How did Black Corinth come to be used at all, if the berries are so few and tiny?
It's a very old variety, probably Greek, and the story goes that a donkey was tied to a vine of it and the animal started going around the vine until the halter rope rubbed the bark off. Instead of dying, the vine healed the wound and the grapes, which were minuscule in other years, were large enough to eat after the vine was girdled. There is certainly a grain of truth in the fable as girdling was a standard practice in increasing the set and size of seedless grapes until the discovery of the plant hormone gibberellic acid and it's ability to do the same thing with less labor.
Girdling, or hormone treatment, causes the clusters to set full crops, though the berries are still tiny. Because the stems also remain tiny, the berries can be eaten with the stems on. This makes the variety seem very dainty and rather glamorous (thanks especially to articles showing frosted clusters of them with glasses of champagne - hence the "champagne" grape) and home growers who have seen this decide that Black Corinth would be fun to grow., which is too bad because it's NOT a home grower's grape.
First, of over 200 varieties in my collection, it is the most susceptible to powdery mildew. As pure Vitis vinifera, it is also completely susceptible to all the other diseases of grapes - downy mildew, black rot, etc. And since it comes FROM such a mild country, it can't be counted on as being hardy to much more than 0°F. But more than anything else, unless the vine is treated with hormone at bloom time, or girdled, the berries are minuscule and the clusters are straggly. So while it looked romantic in the magazine, it's NOT worth the work for most homeowners. Buy the fruit in the store, if you must, but don't bother trying to grow it.
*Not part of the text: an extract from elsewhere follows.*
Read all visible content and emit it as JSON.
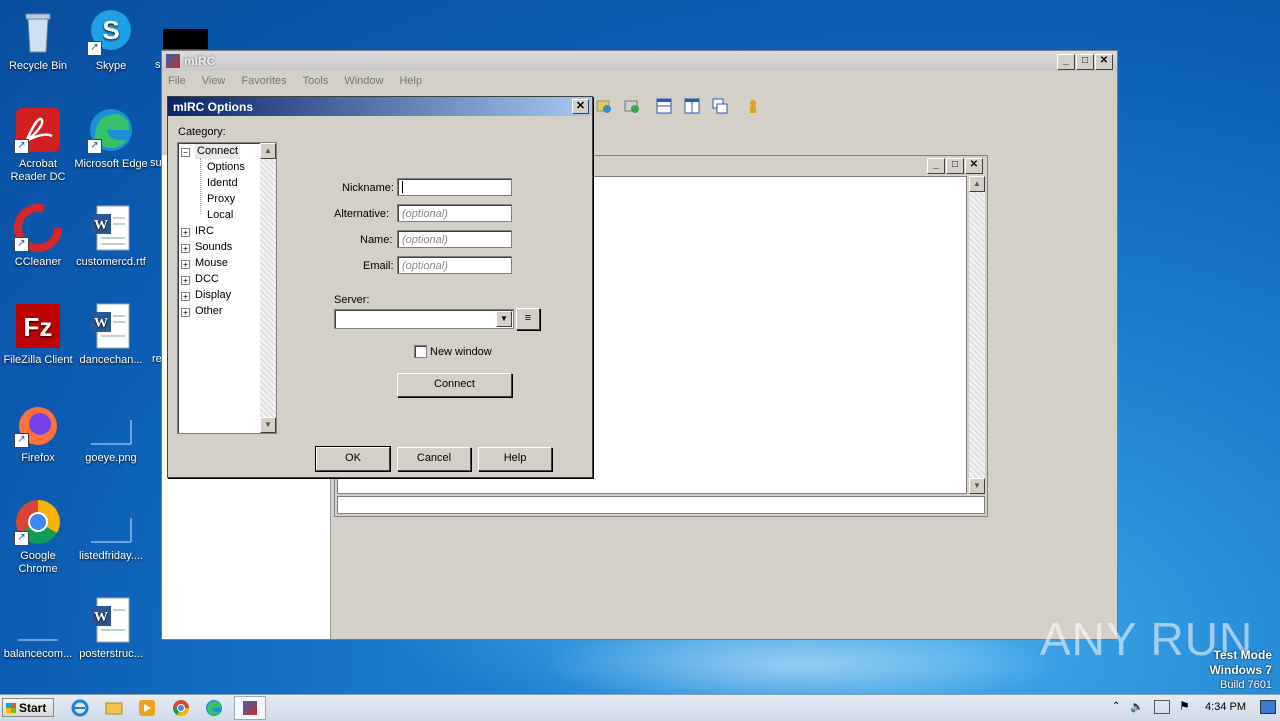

Black Corinth - the grape that's a Currant (Zante) that's a grape.